“It will be a big task to stop the deterioration and get it to where we want to start improving things,” he said. “So, it’s expected to be a long process.”
It will take a lot of work to make this a success, but, given the opportunity, this is something the historical society board wants to do.
“If there’s any chance of preserving this home, this is something we have to do,” Webb said. “I think we have to try — this is one of the topmost historic structures in Carroll County. We’ve got to make an effort.”

'Thunder in the Hills' play brings history to life

“Thunder in the Hills”  — local playright Frank Levering’s original drama about the 1912 Courthouse shooting in Carroll County and its aftermath — will resume in March.

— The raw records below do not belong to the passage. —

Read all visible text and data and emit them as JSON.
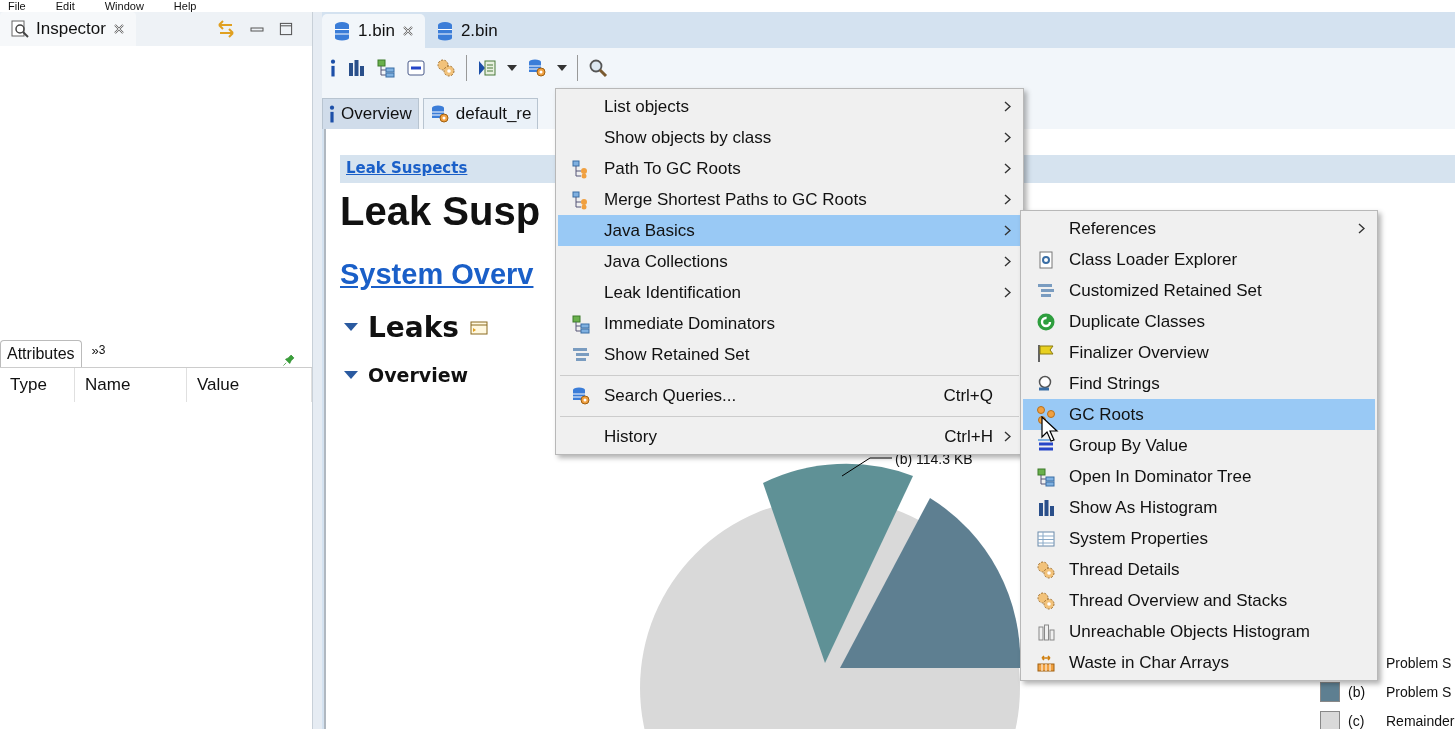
{
  "menubar": [
    {
      "label": "File"
    },
    {
      "label": "Edit"
    },
    {
      "label": "Window"
    },
    {
      "label": "Help"
    }
  ],
  "inspector": {
    "title": "Inspector"
  },
  "attributes": {
    "tab": "Attributes",
    "overflow_glyph": "»",
    "overflow_count": "3",
    "columns": [
      "Type",
      "Name",
      "Value"
    ]
  },
  "editor_tabs": [
    {
      "label": "1.bin",
      "selected": true,
      "closable": true
    },
    {
      "label": "2.bin",
      "selected": false,
      "closable": false
    }
  ],
  "sub_tabs": [
    {
      "label": "Overview",
      "selected": false
    },
    {
      "label": "default_re",
      "selected": true
    }
  ],
  "report": {
    "breadcrumb": "Leak Suspects",
    "title": "Leak Susp",
    "link": "System Overv",
    "section": "Leaks",
    "subsection": "Overview",
    "chart": {
      "slice_label": "(b)  114.3 KB",
      "legend": [
        {
          "text": "Problem S"
        },
        {
          "marker": "(b)",
          "text": "Problem S",
          "color": "#5e7f91"
        },
        {
          "marker": "(c)",
          "text": "Remainder",
          "color": "#d9d9d9"
        }
      ]
    }
  },
  "context_menu": {
    "items": [
      {
        "kind": "item",
        "label": "List objects",
        "submenu": true,
        "selected": false
      },
      {
        "kind": "item",
        "label": "Show objects by class",
        "submenu": true,
        "selected": false
      },
      {
        "kind": "item",
        "label": "Path To GC Roots",
        "submenu": true,
        "selected": false
      },
      {
        "kind": "item",
        "label": "Merge Shortest Paths to GC Roots",
        "submenu": true,
        "selected": false
      },
      {
        "kind": "item",
        "label": "Java Basics",
        "submenu": true,
        "selected": true
      },
      {
        "kind": "item",
        "label": "Java Collections",
        "submenu": true,
        "selected": false
      },
      {
        "kind": "item",
        "label": "Leak Identification",
        "submenu": true,
        "selected": false
      },
      {
        "kind": "item",
        "label": "Immediate Dominators",
        "submenu": false,
        "selected": false
      },
      {
        "kind": "item",
        "label": "Show Retained Set",
        "submenu": false,
        "selected": false
      },
      {
        "kind": "separator"
      },
      {
        "kind": "item",
        "label": "Search Queries...",
        "shortcut": "Ctrl+Q",
        "submenu": false,
        "selected": false
      },
      {
        "kind": "separator"
      },
      {
        "kind": "item",
        "label": "History",
        "shortcut": "Ctrl+H",
        "submenu": true,
        "selected": false
      }
    ]
  },
  "submenu": {
    "items": [
      {
        "kind": "item",
        "label": "References",
        "submenu": true,
        "selected": false
      },
      {
        "kind": "item",
        "label": "Class Loader Explorer",
        "submenu": false,
        "selected": false
      },
      {
        "kind": "item",
        "label": "Customized Retained Set",
        "submenu": false,
        "selected": false
      },
      {
        "kind": "item",
        "label": "Duplicate Classes",
        "submenu": false,
        "selected": false
      },
      {
        "kind": "item",
        "label": "Finalizer Overview",
        "submenu": false,
        "selected": false
      },
      {
        "kind": "item",
        "label": "Find Strings",
        "submenu": false,
        "selected": false
      },
      {
        "kind": "item",
        "label": "GC Roots",
        "submenu": false,
        "selected": true
      },
      {
        "kind": "item",
        "label": "Group By Value",
        "submenu": false,
        "selected": false
      },
      {
        "kind": "item",
        "label": "Open In Dominator Tree",
        "submenu": false,
        "selected": false
      },
      {
        "kind": "item",
        "label": "Show As Histogram",
        "submenu": false,
        "selected": false
      },
      {
        "kind": "item",
        "label": "System Properties",
        "submenu": false,
        "selected": false
      },
      {
        "kind": "item",
        "label": "Thread Details",
        "submenu": false,
        "selected": false
      },
      {
        "kind": "item",
        "label": "Thread Overview and Stacks",
        "submenu": false,
        "selected": false
      },
      {
        "kind": "item",
        "label": "Unreachable Objects Histogram",
        "submenu": false,
        "selected": false
      },
      {
        "kind": "item",
        "label": "Waste in Char Arrays",
        "submenu": false,
        "selected": false
      }
    ]
  }
}
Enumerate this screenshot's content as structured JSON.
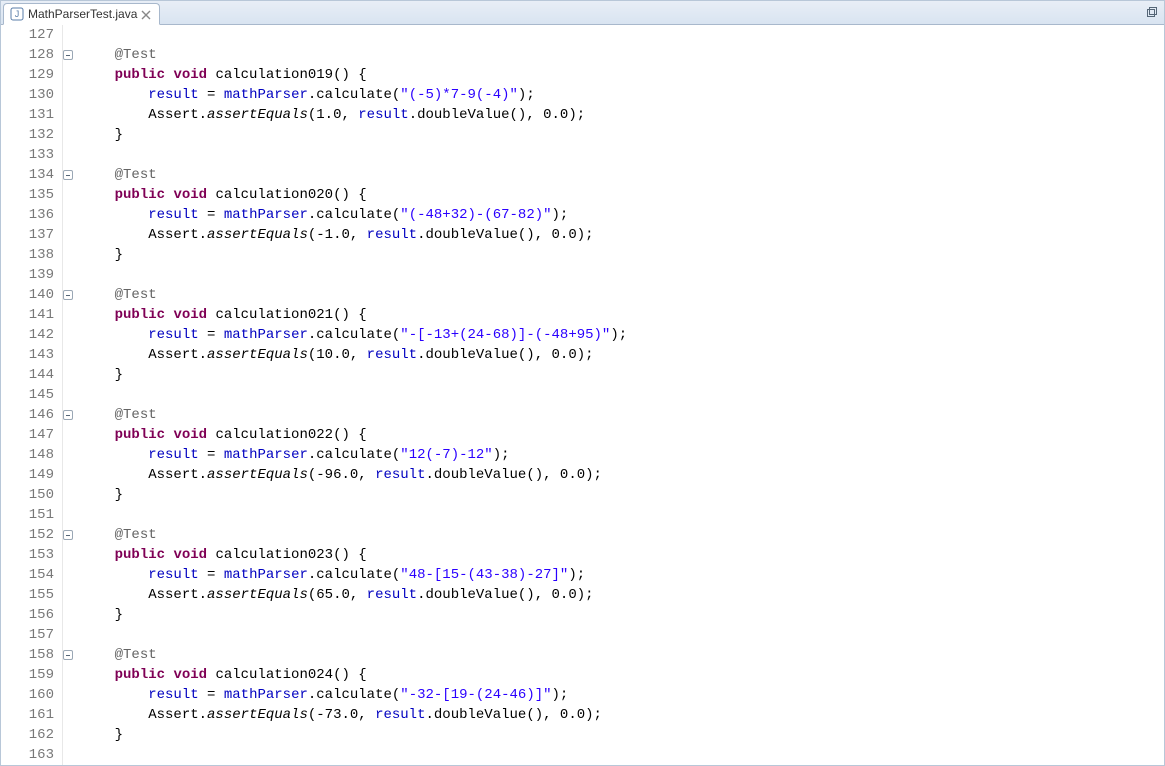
{
  "tab": {
    "filename": "MathParserTest.java",
    "icon": "java-file-icon"
  },
  "gutter": {
    "start": 127,
    "end": 163,
    "foldable_lines": [
      128,
      134,
      140,
      146,
      152,
      158
    ]
  },
  "code_lines": [
    {
      "n": 127,
      "indent": 0,
      "tokens": []
    },
    {
      "n": 128,
      "indent": 1,
      "tokens": [
        {
          "t": "ann",
          "v": "@Test"
        }
      ]
    },
    {
      "n": 129,
      "indent": 1,
      "tokens": [
        {
          "t": "kw",
          "v": "public"
        },
        {
          "t": "sp"
        },
        {
          "t": "kw",
          "v": "void"
        },
        {
          "t": "sp"
        },
        {
          "t": "id",
          "v": "calculation019() {"
        }
      ]
    },
    {
      "n": 130,
      "indent": 2,
      "tokens": [
        {
          "t": "fld",
          "v": "result"
        },
        {
          "t": "id",
          "v": " = "
        },
        {
          "t": "fld",
          "v": "mathParser"
        },
        {
          "t": "id",
          "v": ".calculate("
        },
        {
          "t": "str",
          "v": "\"(-5)*7-9(-4)\""
        },
        {
          "t": "id",
          "v": ");"
        }
      ]
    },
    {
      "n": 131,
      "indent": 2,
      "tokens": [
        {
          "t": "id",
          "v": "Assert."
        },
        {
          "t": "mth-it",
          "v": "assertEquals"
        },
        {
          "t": "id",
          "v": "(1.0, "
        },
        {
          "t": "fld",
          "v": "result"
        },
        {
          "t": "id",
          "v": ".doubleValue(), 0.0);"
        }
      ]
    },
    {
      "n": 132,
      "indent": 1,
      "tokens": [
        {
          "t": "id",
          "v": "}"
        }
      ]
    },
    {
      "n": 133,
      "indent": 0,
      "tokens": []
    },
    {
      "n": 134,
      "indent": 1,
      "tokens": [
        {
          "t": "ann",
          "v": "@Test"
        }
      ]
    },
    {
      "n": 135,
      "indent": 1,
      "tokens": [
        {
          "t": "kw",
          "v": "public"
        },
        {
          "t": "sp"
        },
        {
          "t": "kw",
          "v": "void"
        },
        {
          "t": "sp"
        },
        {
          "t": "id",
          "v": "calculation020() {"
        }
      ]
    },
    {
      "n": 136,
      "indent": 2,
      "tokens": [
        {
          "t": "fld",
          "v": "result"
        },
        {
          "t": "id",
          "v": " = "
        },
        {
          "t": "fld",
          "v": "mathParser"
        },
        {
          "t": "id",
          "v": ".calculate("
        },
        {
          "t": "str",
          "v": "\"(-48+32)-(67-82)\""
        },
        {
          "t": "id",
          "v": ");"
        }
      ]
    },
    {
      "n": 137,
      "indent": 2,
      "tokens": [
        {
          "t": "id",
          "v": "Assert."
        },
        {
          "t": "mth-it",
          "v": "assertEquals"
        },
        {
          "t": "id",
          "v": "(-1.0, "
        },
        {
          "t": "fld",
          "v": "result"
        },
        {
          "t": "id",
          "v": ".doubleValue(), 0.0);"
        }
      ]
    },
    {
      "n": 138,
      "indent": 1,
      "tokens": [
        {
          "t": "id",
          "v": "}"
        }
      ]
    },
    {
      "n": 139,
      "indent": 0,
      "tokens": []
    },
    {
      "n": 140,
      "indent": 1,
      "tokens": [
        {
          "t": "ann",
          "v": "@Test"
        }
      ]
    },
    {
      "n": 141,
      "indent": 1,
      "tokens": [
        {
          "t": "kw",
          "v": "public"
        },
        {
          "t": "sp"
        },
        {
          "t": "kw",
          "v": "void"
        },
        {
          "t": "sp"
        },
        {
          "t": "id",
          "v": "calculation021() {"
        }
      ]
    },
    {
      "n": 142,
      "indent": 2,
      "tokens": [
        {
          "t": "fld",
          "v": "result"
        },
        {
          "t": "id",
          "v": " = "
        },
        {
          "t": "fld",
          "v": "mathParser"
        },
        {
          "t": "id",
          "v": ".calculate("
        },
        {
          "t": "str",
          "v": "\"-[-13+(24-68)]-(-48+95)\""
        },
        {
          "t": "id",
          "v": ");"
        }
      ]
    },
    {
      "n": 143,
      "indent": 2,
      "tokens": [
        {
          "t": "id",
          "v": "Assert."
        },
        {
          "t": "mth-it",
          "v": "assertEquals"
        },
        {
          "t": "id",
          "v": "(10.0, "
        },
        {
          "t": "fld",
          "v": "result"
        },
        {
          "t": "id",
          "v": ".doubleValue(), 0.0);"
        }
      ]
    },
    {
      "n": 144,
      "indent": 1,
      "tokens": [
        {
          "t": "id",
          "v": "}"
        }
      ]
    },
    {
      "n": 145,
      "indent": 0,
      "tokens": []
    },
    {
      "n": 146,
      "indent": 1,
      "tokens": [
        {
          "t": "ann",
          "v": "@Test"
        }
      ]
    },
    {
      "n": 147,
      "indent": 1,
      "tokens": [
        {
          "t": "kw",
          "v": "public"
        },
        {
          "t": "sp"
        },
        {
          "t": "kw",
          "v": "void"
        },
        {
          "t": "sp"
        },
        {
          "t": "id",
          "v": "calculation022() {"
        }
      ]
    },
    {
      "n": 148,
      "indent": 2,
      "tokens": [
        {
          "t": "fld",
          "v": "result"
        },
        {
          "t": "id",
          "v": " = "
        },
        {
          "t": "fld",
          "v": "mathParser"
        },
        {
          "t": "id",
          "v": ".calculate("
        },
        {
          "t": "str",
          "v": "\"12(-7)-12\""
        },
        {
          "t": "id",
          "v": ");"
        }
      ]
    },
    {
      "n": 149,
      "indent": 2,
      "tokens": [
        {
          "t": "id",
          "v": "Assert."
        },
        {
          "t": "mth-it",
          "v": "assertEquals"
        },
        {
          "t": "id",
          "v": "(-96.0, "
        },
        {
          "t": "fld",
          "v": "result"
        },
        {
          "t": "id",
          "v": ".doubleValue(), 0.0);"
        }
      ]
    },
    {
      "n": 150,
      "indent": 1,
      "tokens": [
        {
          "t": "id",
          "v": "}"
        }
      ]
    },
    {
      "n": 151,
      "indent": 0,
      "tokens": []
    },
    {
      "n": 152,
      "indent": 1,
      "tokens": [
        {
          "t": "ann",
          "v": "@Test"
        }
      ]
    },
    {
      "n": 153,
      "indent": 1,
      "tokens": [
        {
          "t": "kw",
          "v": "public"
        },
        {
          "t": "sp"
        },
        {
          "t": "kw",
          "v": "void"
        },
        {
          "t": "sp"
        },
        {
          "t": "id",
          "v": "calculation023() {"
        }
      ]
    },
    {
      "n": 154,
      "indent": 2,
      "tokens": [
        {
          "t": "fld",
          "v": "result"
        },
        {
          "t": "id",
          "v": " = "
        },
        {
          "t": "fld",
          "v": "mathParser"
        },
        {
          "t": "id",
          "v": ".calculate("
        },
        {
          "t": "str",
          "v": "\"48-[15-(43-38)-27]\""
        },
        {
          "t": "id",
          "v": ");"
        }
      ]
    },
    {
      "n": 155,
      "indent": 2,
      "tokens": [
        {
          "t": "id",
          "v": "Assert."
        },
        {
          "t": "mth-it",
          "v": "assertEquals"
        },
        {
          "t": "id",
          "v": "(65.0, "
        },
        {
          "t": "fld",
          "v": "result"
        },
        {
          "t": "id",
          "v": ".doubleValue(), 0.0);"
        }
      ]
    },
    {
      "n": 156,
      "indent": 1,
      "tokens": [
        {
          "t": "id",
          "v": "}"
        }
      ]
    },
    {
      "n": 157,
      "indent": 0,
      "tokens": []
    },
    {
      "n": 158,
      "indent": 1,
      "tokens": [
        {
          "t": "ann",
          "v": "@Test"
        }
      ]
    },
    {
      "n": 159,
      "indent": 1,
      "tokens": [
        {
          "t": "kw",
          "v": "public"
        },
        {
          "t": "sp"
        },
        {
          "t": "kw",
          "v": "void"
        },
        {
          "t": "sp"
        },
        {
          "t": "id",
          "v": "calculation024() {"
        }
      ]
    },
    {
      "n": 160,
      "indent": 2,
      "tokens": [
        {
          "t": "fld",
          "v": "result"
        },
        {
          "t": "id",
          "v": " = "
        },
        {
          "t": "fld",
          "v": "mathParser"
        },
        {
          "t": "id",
          "v": ".calculate("
        },
        {
          "t": "str",
          "v": "\"-32-[19-(24-46)]\""
        },
        {
          "t": "id",
          "v": ");"
        }
      ]
    },
    {
      "n": 161,
      "indent": 2,
      "tokens": [
        {
          "t": "id",
          "v": "Assert."
        },
        {
          "t": "mth-it",
          "v": "assertEquals"
        },
        {
          "t": "id",
          "v": "(-73.0, "
        },
        {
          "t": "fld",
          "v": "result"
        },
        {
          "t": "id",
          "v": ".doubleValue(), 0.0);"
        }
      ]
    },
    {
      "n": 162,
      "indent": 1,
      "tokens": [
        {
          "t": "id",
          "v": "}"
        }
      ]
    },
    {
      "n": 163,
      "indent": 0,
      "tokens": []
    }
  ]
}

The popular play — first performed in the 100th anniversary year of the incident in the Carroll County Courthouse that killed five and injured seven — sold out and received rave reviews from audiences, organizers say.  
A portion of the proceeds from the play will benefit the effort to restore the Allen home, according to organizer Shelby Inscore Puckett.
Most of the cast members from the 2012 presentation will return for the upcoming performances, including Galax natives Stu Shenk and Kay Cox as J. Sidna Allen and his wife Betty Mitchell Allen.  
All performances will be in the historic Carroll County Courthouse on Main Street, Hillsville — the site of the real shootout.
The 10 performances are scheduled for March 6-9, March 14-16 and March 21-23. All evening shows begin at 7 and the Sunday shows at 2 p.m.
Ticket sales will begin Jan. 27 at 10:30 a.m. at the Carroll County Historical Museum, located on the first floor of the historic courthouse. Cost of each ticket is $20.
“We went up on the tickets from $15 to $20 with the idea there will be extra money for the restoration of the house,” Puckett explained.
Tickets may be purchased at the museum, by phone at (276) 728-4113 or by mailing checks payable to Courthouse Productions at 246 Brady Pike, Hillsville, VA 24343.
The Hale-Wilkinson-Carter Home Foundation will again offer meals at the historic home next door to the courthouse before play performances.
The cost for the homemade food is $10 per meal to be served from 5:30-7 p.m. on weeknights and 12:30-2 p.m. on Sundays.
The menus include: March 6-9  — chicken pie, green beans, baked apples, dessert, drinks; March 14-16 — pinto beans, slaw, pickles, onions, corn bread, dessert, drinks; March 21-23 — variety of soups with grilled cheese sandwich, dessert, drinks.
Organizers encourage making reservations no later than March 1. Call Elizabeth Huff at (276) 728-7737 or Jeanette Thompson at (276) 728-2947.